I do not feel comfortable with all of this. Whilst I am not an expert in matters of constitutional law, to me a State of Emergency would have to be something like a natural disaster, a terrorist attack, a massive industrial fallout, a constitutional failure of significant proportions, a military putsch, a declaration of war, a 9/11 of sorts, something serious and threatening. Perhaps the air traffic controllers’ industrial action was something along these lines, but, I for one did not feel threatened or attacked. After all, the undeclared strike was not much more than a disrupted puente weekend holiday, admittedly effecting thousands. A pontis interruptus, so to speak.

Let me pose the question as to why do 400,000 people being unable to travel constitute a State of Emergency, when four million individuals who are unable to find employment do not? And, when a short-term National deficit of 65,000,000,000 Euro is not an estado de alarma, then what is?

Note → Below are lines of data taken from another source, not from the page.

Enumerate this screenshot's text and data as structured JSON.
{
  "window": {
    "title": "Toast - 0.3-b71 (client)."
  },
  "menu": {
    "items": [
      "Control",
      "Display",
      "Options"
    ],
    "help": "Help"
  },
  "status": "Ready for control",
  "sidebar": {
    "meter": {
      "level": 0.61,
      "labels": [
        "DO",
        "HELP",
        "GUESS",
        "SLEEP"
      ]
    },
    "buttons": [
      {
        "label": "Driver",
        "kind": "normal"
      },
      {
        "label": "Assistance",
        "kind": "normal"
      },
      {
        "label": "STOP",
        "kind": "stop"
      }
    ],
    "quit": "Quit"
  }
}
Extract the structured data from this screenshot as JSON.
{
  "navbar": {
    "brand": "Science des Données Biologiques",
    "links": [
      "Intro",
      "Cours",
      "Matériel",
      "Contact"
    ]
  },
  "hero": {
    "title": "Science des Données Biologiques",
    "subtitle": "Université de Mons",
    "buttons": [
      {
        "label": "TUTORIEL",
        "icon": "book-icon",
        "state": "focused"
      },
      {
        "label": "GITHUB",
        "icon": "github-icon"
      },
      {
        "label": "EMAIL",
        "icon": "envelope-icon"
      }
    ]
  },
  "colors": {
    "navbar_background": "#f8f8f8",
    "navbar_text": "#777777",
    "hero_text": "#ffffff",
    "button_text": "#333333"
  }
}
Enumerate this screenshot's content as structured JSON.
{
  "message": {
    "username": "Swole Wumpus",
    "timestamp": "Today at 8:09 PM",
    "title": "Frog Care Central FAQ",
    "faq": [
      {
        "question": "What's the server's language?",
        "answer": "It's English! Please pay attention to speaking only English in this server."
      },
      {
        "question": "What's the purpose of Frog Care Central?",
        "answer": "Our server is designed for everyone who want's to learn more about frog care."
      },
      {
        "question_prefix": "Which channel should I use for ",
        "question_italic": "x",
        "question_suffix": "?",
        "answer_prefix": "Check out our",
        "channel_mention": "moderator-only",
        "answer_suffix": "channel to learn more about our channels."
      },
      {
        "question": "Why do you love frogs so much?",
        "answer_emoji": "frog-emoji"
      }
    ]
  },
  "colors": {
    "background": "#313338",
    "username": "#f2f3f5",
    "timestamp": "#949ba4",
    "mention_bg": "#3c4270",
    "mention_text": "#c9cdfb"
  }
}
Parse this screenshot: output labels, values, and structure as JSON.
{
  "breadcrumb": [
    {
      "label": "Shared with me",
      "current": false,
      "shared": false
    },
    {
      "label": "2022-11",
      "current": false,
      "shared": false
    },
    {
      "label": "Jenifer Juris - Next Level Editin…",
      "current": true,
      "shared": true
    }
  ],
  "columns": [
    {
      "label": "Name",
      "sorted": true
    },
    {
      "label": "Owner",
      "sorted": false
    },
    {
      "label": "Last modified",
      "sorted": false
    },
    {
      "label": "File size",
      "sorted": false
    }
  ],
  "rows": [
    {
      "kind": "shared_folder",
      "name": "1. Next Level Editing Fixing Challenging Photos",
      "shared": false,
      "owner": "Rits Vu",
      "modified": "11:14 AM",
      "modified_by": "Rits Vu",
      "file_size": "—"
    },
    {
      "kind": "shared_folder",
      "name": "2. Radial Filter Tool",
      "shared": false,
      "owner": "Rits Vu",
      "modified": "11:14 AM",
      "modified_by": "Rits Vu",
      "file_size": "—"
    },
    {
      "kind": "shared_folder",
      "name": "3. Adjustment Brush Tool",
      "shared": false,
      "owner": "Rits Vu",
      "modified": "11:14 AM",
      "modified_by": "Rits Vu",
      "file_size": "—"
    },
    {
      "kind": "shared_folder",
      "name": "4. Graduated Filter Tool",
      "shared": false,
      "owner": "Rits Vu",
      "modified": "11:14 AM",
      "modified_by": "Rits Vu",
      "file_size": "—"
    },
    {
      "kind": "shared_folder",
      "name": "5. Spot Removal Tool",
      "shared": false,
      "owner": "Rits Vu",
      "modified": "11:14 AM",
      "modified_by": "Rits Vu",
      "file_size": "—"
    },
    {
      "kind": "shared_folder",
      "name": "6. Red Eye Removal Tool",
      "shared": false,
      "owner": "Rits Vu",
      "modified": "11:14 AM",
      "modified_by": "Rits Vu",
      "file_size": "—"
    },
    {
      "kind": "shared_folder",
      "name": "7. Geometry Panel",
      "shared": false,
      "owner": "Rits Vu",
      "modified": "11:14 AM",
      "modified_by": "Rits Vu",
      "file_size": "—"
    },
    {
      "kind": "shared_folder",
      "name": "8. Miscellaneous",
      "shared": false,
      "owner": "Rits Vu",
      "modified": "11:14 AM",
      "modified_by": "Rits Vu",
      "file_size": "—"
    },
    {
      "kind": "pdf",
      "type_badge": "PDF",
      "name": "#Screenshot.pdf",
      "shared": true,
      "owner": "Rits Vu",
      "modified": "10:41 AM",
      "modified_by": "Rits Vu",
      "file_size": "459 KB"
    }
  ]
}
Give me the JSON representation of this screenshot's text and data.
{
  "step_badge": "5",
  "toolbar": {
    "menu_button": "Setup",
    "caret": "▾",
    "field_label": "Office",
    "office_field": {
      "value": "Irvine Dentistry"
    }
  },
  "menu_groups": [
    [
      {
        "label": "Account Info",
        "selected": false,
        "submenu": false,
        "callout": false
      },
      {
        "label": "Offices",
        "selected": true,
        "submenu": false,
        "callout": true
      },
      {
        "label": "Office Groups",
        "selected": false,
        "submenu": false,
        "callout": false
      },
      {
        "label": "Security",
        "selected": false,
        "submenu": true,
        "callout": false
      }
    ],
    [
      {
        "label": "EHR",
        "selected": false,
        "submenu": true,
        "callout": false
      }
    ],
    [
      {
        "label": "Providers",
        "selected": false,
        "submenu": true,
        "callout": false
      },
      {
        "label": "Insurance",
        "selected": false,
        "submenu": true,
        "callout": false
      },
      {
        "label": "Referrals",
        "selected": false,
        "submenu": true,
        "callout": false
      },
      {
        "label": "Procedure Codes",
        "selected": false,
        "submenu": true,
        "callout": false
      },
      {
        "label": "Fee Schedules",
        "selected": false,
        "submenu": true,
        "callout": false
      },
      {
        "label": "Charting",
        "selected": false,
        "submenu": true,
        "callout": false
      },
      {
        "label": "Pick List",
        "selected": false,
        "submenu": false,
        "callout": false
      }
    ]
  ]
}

A State of Emergency would be something that one hears dubious regimes in South America declaring, or countries governed by unelected military regimes such as in Myanmar, or perhaps the Turkey of twenty years ago. But Spain? Or any Western European country, in 2010, really? Let’s hope that this hasty political decision a week ago will not turn into an uncontrollable nightmare of sinister proportions in the long run.

The photo (top) was borrowed from the Internet, courtesy of and EFE. It shows the Unidad Militar de Emergencia of the Spanish Armed Forces at Madrid’s Barajas airport, last Saturday, December 4th. The photo (bottom) was also borrowed from the Internet, courtesy of and the unnamed photographer. It shows the Military Police at Palma’s PMI airport, last Friday, December 3rd.

4 replies »

  1. You’ve certainly given me some food for thought. I haven’t looked at the whole thing from that angle.

  2. interesting blog and thoughts. So, when an announced strike let the government declare a ‘state of emergency’, what when the 4 ++ mill. unemployed go on announced strike – or disgruntled and cheated bank customers visit banks and their fraudulent managers? Nuke ’em or what? Bad state of affairs or worse affairs of state? keep on the good blog.

  3. Thank you for posting this. I have been so frustrated with the press coverage of this whole mess, and it helps to get a different point-of-view out there.
    And btw, it’s pons* interruptus 😉

Leave a Reply

Fill in your details below or click an icon to log in: Logo

You are commenting using your account. Log Out /  Change )

Facebook photo

You are commenting using your Facebook account. Log Out /  Change )

Connecting to %s

This site uses Akismet to reduce spam. Learn how your comment data is processed.

December 2010


  • 1,623,304 visits


Copyright © November Press 2007, 2008, 2009, 2010, 2011, 2012, 2013, 2014, 2015, 2016, 2017, 2018

Unauthorized use and/or duplication of this material without express and written permission from this blog’s author and/or owner is strictly prohibited. Excerpts and links may be used, provided that full and clear credit is given to November Press and Mallorca Daily Photo Blog with appropriate and specific direction to the original content.

Copyleft ©© Klaus Fabricius 2007, 2008, 2009, 2010, 2011, 2012, 2013, 2014, 2015, 2016, 2017, 2018

Creative Commons License
This work is licensed under a Creative Commons Attribution-NonCommercial-NoDerivatives 4.0 International License.

%d bloggers like this: